In the exercise of free speech, the First Amendment has long recognized the right of social media companies to make their own content moderation decisions without government interference. That settled principle is now being contested. A split in decisions of two federal circuit courts of appeal may lead to the U.S. Supreme Court taking the historic step of defining rules for how Facebook, Twitter, and other social platforms must moderate the stream of millions of daily posts.
Such a review became likely after Florida’s Attorney General filed a petition last week asking the Supreme Court to review a decision by the 11th Circuit Court of Appeals that overturned a Florida law prohibiting social media platforms from removing the posts of political candidates. The Republican AG was encouraged to make this move after the 5th Circuit Court of Appeals approved a Texas social media law that bars companies from removing posts based on a poster’s political ideology.
The 5th Circuit’s decision reverses years of First Amendment law by holding that the government can restrict private speech (in this case, forcing social media companies to carry content it deems offensive) without violating the First Amendment.
Those arguing for a greater role for government in content moderation maintain that a handful of social media companies have a dominant role in the national online debate. If Amazon, for instance, decides to delist a book, that author loses access to the most robust sales platform for their speech. It Twitter removes a politician’s posts, it has meaningfully hindered that politician’s ability to respond in the national debate in real time.
Countering those arguments is the reality that alternatives to these platforms do exist. If someone no longer enjoys access to Twitter, there's always Facebook or other platforms upon which views can be disseminated. This includes the opportunity for prominent politicians to start their own social media services where they have total control over the content on their site.
Moreover, the dominance of these media platforms does not make them common carriers like providers of phone or email services. For example, unlike the phone company, social media companies under Section 230 of the Communications Decency Act are empowered to restrict access to material that is “obscene, lewd, lascivious, filthy, excessively violent, harassing, or otherwise objectionable, whether or not such material is constitutionally protected.” The words “harassing” and “objectionable” provide a lot of room for interpretation.
Section 230 gives social media platforms of all sizes liability protection against lawsuits over items posted by users. Without this protection, thousands of commercial and non-profit sites would fold instantly, killing the business model of much of the internet.

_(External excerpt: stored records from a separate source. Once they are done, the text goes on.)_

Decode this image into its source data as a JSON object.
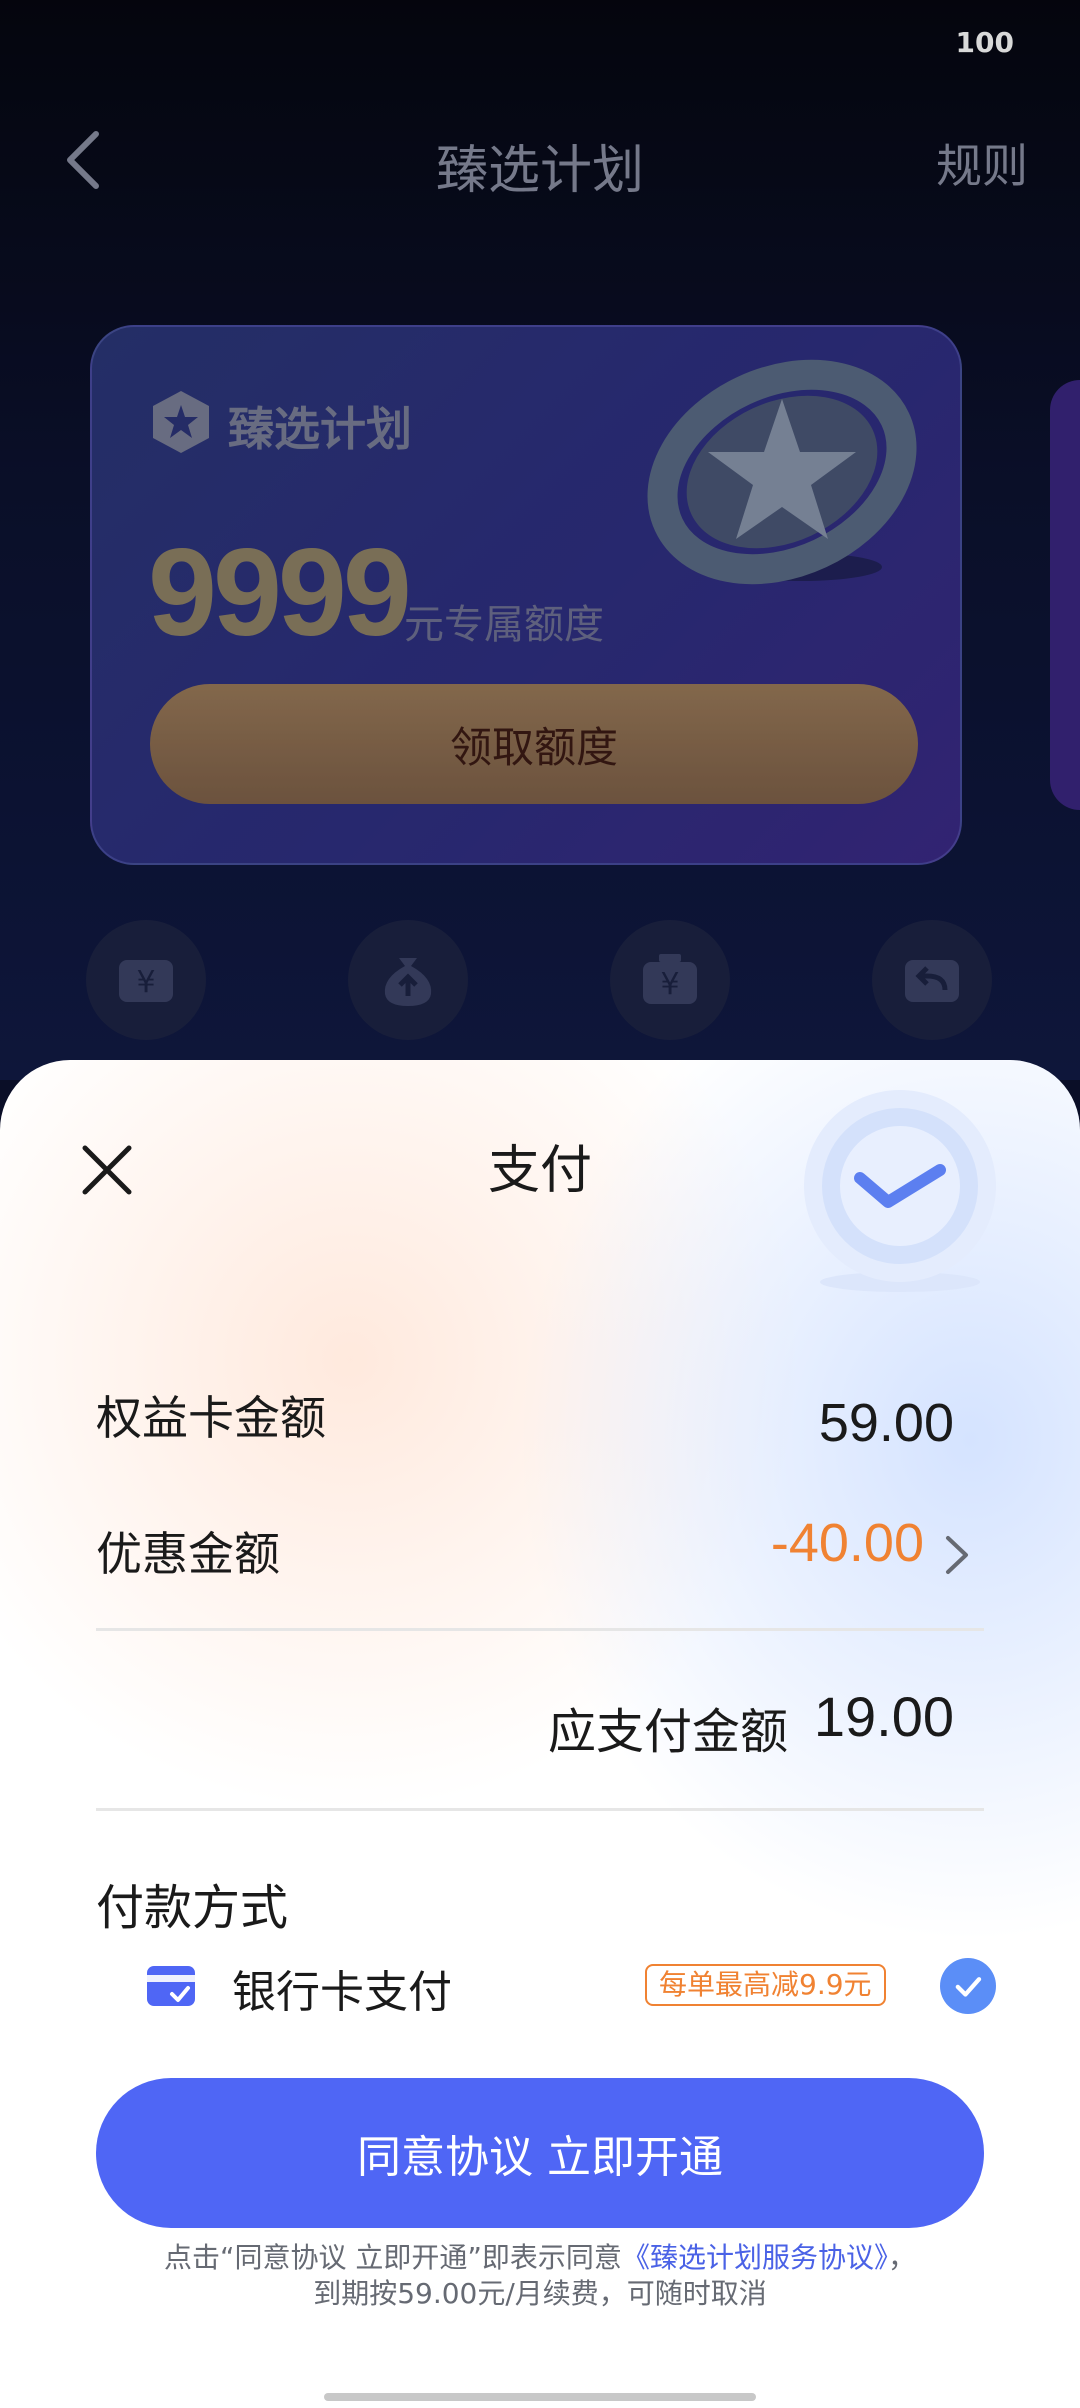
{
  "status_bar": {
    "battery": "100"
  },
  "nav": {
    "title": "臻选计划",
    "rules": "规则"
  },
  "plan_card": {
    "name": "臻选计划",
    "amount": "9999",
    "unit": "元专属额度",
    "claim_button": "领取额度"
  },
  "features": [
    {
      "icon": "yuan-icon"
    },
    {
      "icon": "money-bag-up-icon"
    },
    {
      "icon": "yuan-box-icon"
    },
    {
      "icon": "return-icon"
    }
  ],
  "payment": {
    "title": "支付",
    "card_amount_label": "权益卡金额",
    "card_amount_value": "59.00",
    "discount_label": "优惠金额",
    "discount_value": "-40.00",
    "due_label": "应支付金额",
    "due_value": "19.00",
    "method_heading": "付款方式",
    "method_label": "银行卡支付",
    "promo_badge": "每单最高减9.9元",
    "agree_button": "同意协议 立即开通",
    "note_prefix": "点击“同意协议 立即开通”即表示同意",
    "note_link": "《臻选计划服务协议》",
    "note_sep": "，",
    "note_suffix": "到期按59.00元/月续费，可随时取消"
  },
  "colors": {
    "accent": "#4f66f5",
    "discount": "#f08232",
    "check": "#5b8ef7",
    "link": "#4a62e6"
  }
}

Social media companies warn, not without reason, that to be forced to post speech that goes against their written policies would not only constitute mandatory speech (violating the First Amendment), but it would also violate their ability to keep their sites relatively clean. It could force U.S. social media to run Russian propaganda on Ukraine, neo-Nazi posts denying the Holocaust, and posts encouraging children to take up risky behaviors.
What does all this add up to? One thing is certain – the status quo has broken down.
“We are in a new arena, a very extensive one, for speakers and for those who would moderate their speech. None of the precedents fit seamlessly,” wrote Judge Leslie Southwick, who dissented from the 5th Circuit’s opinion. Supreme Court Justice Samuel Alito has stated that the issue “will plainly merit this court’s review.”
As much as we might criticize how social media companies moderate their content, they have an absolute right under the First Amendment to manage the speech under their purview. So how can we strike a new and better balance?
As the law evolves, we urge jurists and lawmakers to give deeper consideration to the principles behind the Platform Accountability and Consumer Transparency Act, sponsored by Sens. Brian Schatz (D-HI) and John Thune (R-SD). The PACT Act would require social media companies to publish and adhere to clear standards for their content moderation decisions in exchange for receiving the liability protections of Section 230. It would also give users due process, allowing them to appeal for quick resolution of complaints.
There are more than 100 state bills currently pending that are along the lines of the Texas and Florida legislation. Instead of opening the door to the potential for government to mandate content moderation standards, we hope that the Supreme Court will reaffirm longstanding First Amendment law by allowing social media sites to make their own content moderation decisions. At the same time, however, Congress should take a harder look at modifying the terms of liability protection in exchange for clearer standards in how content is moderated.
The one set of principles that must not be modified is the First Amendment.